Here's a script I used to check for the existence of a dynamically attached event listener. I used jQuery to attach an event handler to an element, then trigger that event (in this case the 'click' event). This way I can retrieve and capture event properties that will only exist if the event handler is attached.

var eventHandlerType;

$('#contentDiv').on('click', clickEventHandler).triggerHandler('click');

function clickEventHandler(e) {
    eventHandlerType = e.type;
}

if (eventHandlerType === 'click') {
    console.log('EventHandler "click" has been applied');
}

There doesn't appear to be a cross browser function that searches for events registered under a given element.

However, it is possible to view the call back functions for elements in some browsers using their development tools. This can be useful when attempting to determine how a web page functions or for debugging code.

Firefox

First, view the element in the Inspector tab within the developer tools. This can be done:

  • On the page by right clicking on the item on the web page that you want to inspect and selecting "Inspect Element" from the menu.
  • Within the console by using a function to select the element, such as document.querySelector, and then clicking the icon beside the element to view it in the Inspector tab.

If any events were registered to the element, you will see a button containing the word Event beside the element. Clicking it will allow you to see the events that have been registered with the element. Clicking the arrow beside an event allows you to view the callback function for it.

Chrome

First, view the element in the Elements tab within the developer tools. This can be done:

  • On the page by right clicking on the item on the web page that you want to inspect and selecting "Inspect" from the menu
  • Within the console by using a function to select the element, such as document.querySelector, right clicking the the element, and selecting "Reveal in Elements panel" to view it in the Inspector tab.

Near the section of the window that shows the tree containing the web page elements, there should be another section with a tab entitled "Event Listeners". Select it to see events that were registered to the element. To see the code for a given event, click the link to the right of it.

In Chrome, events for an element can also be found using the getEventListeners function.

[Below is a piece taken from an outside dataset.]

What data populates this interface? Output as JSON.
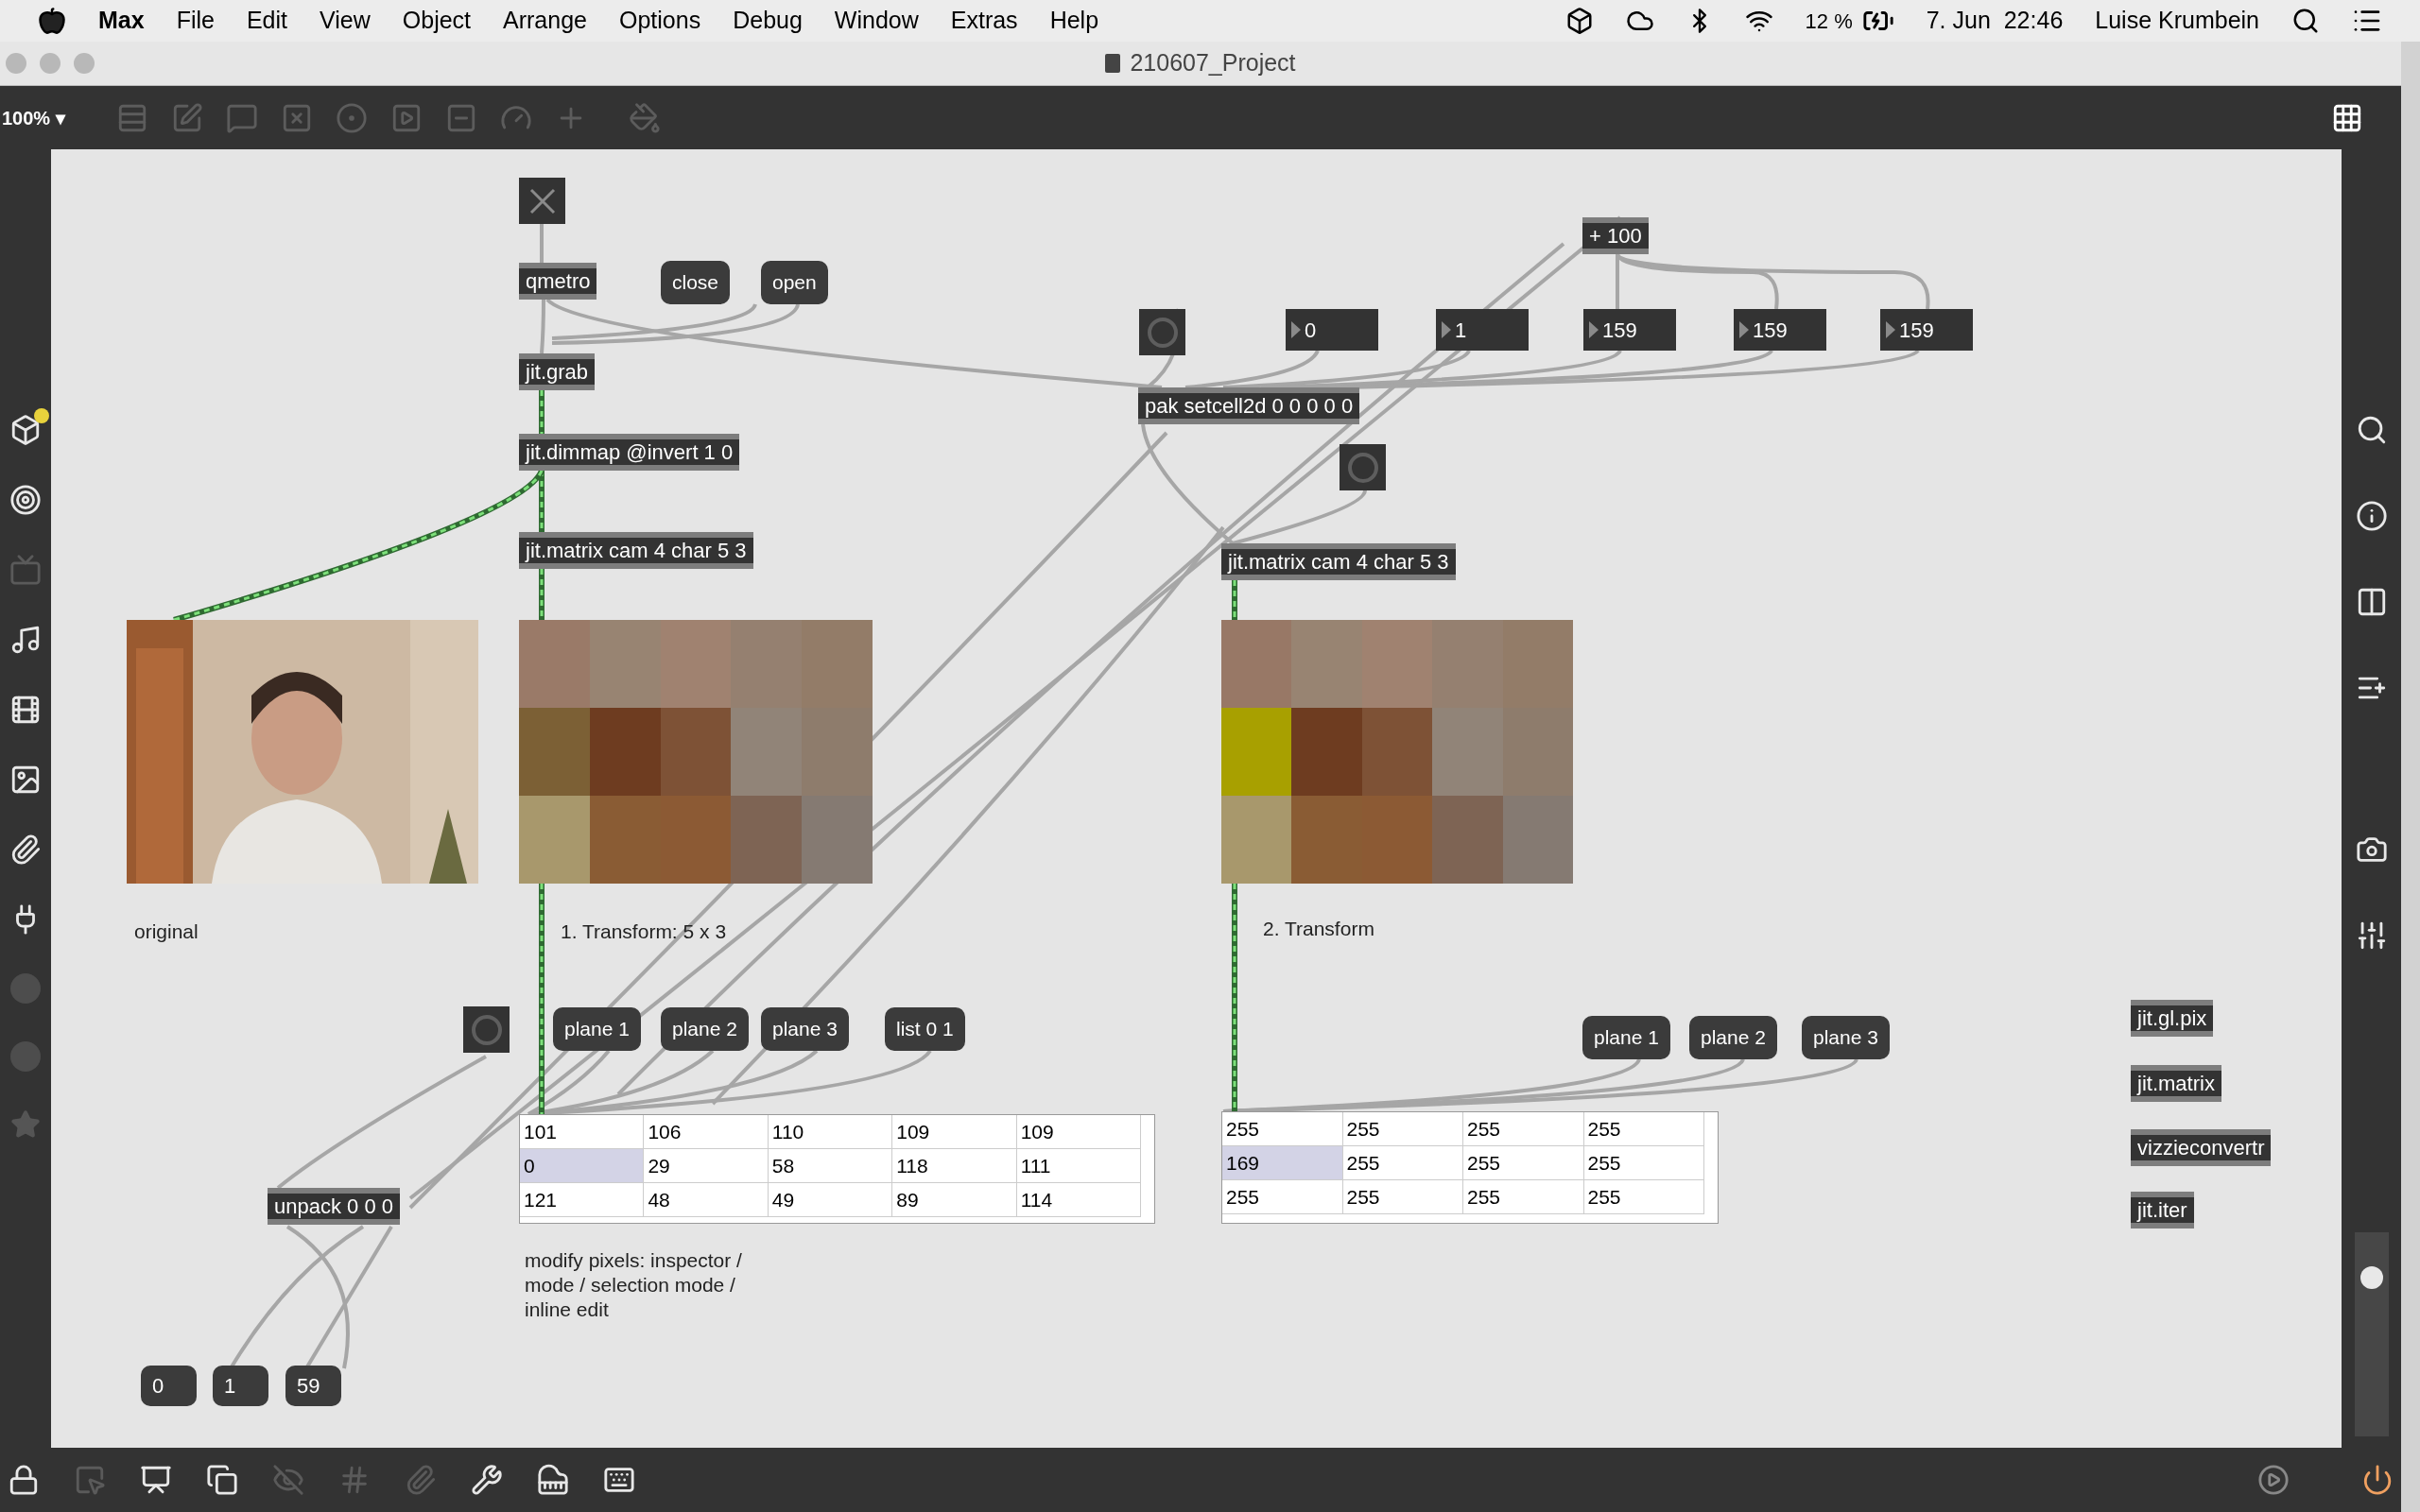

However, based on my tests, the getEventListeners function doesn't list events when multiple elements are passed to it. If you want to find all of the elements on the page that have listeners and view the callback functions for those listeners, you can use the following code in the console to do this:

var elems = document.querySelectorAll('*');

for (var i=0; i <= elems.length; i++) {
    var listeners = getEventListeners(elems[i]);

    if (Object.keys(listeners).length < 1) {
        continue;
    }

    console.log(elems[i]);

    for (var j in listeners) {
        console.log('Event: '+j);

        for (var k=0; k < listeners[j].length; k++) {
            console.log(listeners[j][k].listener);
        }
    }
}

Please edit this answer if you know of ways to do this in the given browsers or in other browsers.


If I understand well you can only check if a listener has been checked but not which listener is presenter specifically.

So some ad hoc code would fill the gap to handle your coding flow. A practical method would be to create a state using variables. For example, attach a listener's checker as following:

var listenerPresent=false

then if you set a listener just change the value:

listenerPresent=true

then inside your eventListener 's callback you can assign specific functionalities inside and in this same way, distribute the access to functionalities depending of some state as variable for example:

accessFirstFunctionality=false
accessSecondFunctionality=true
accessThirdFunctionality=true

I just found this out by trying to see if my event was attached....

if you do :

item.onclick

it will return "null"

but if you do:

item.hasOwnProperty('onclick')

then it is "TRUE"

so I think that when you use "addEventListener" to add event handlers, the only way to access it is through "hasOwnProperty". I wish I knew why or how but alas, after researching, I haven't found an explanation.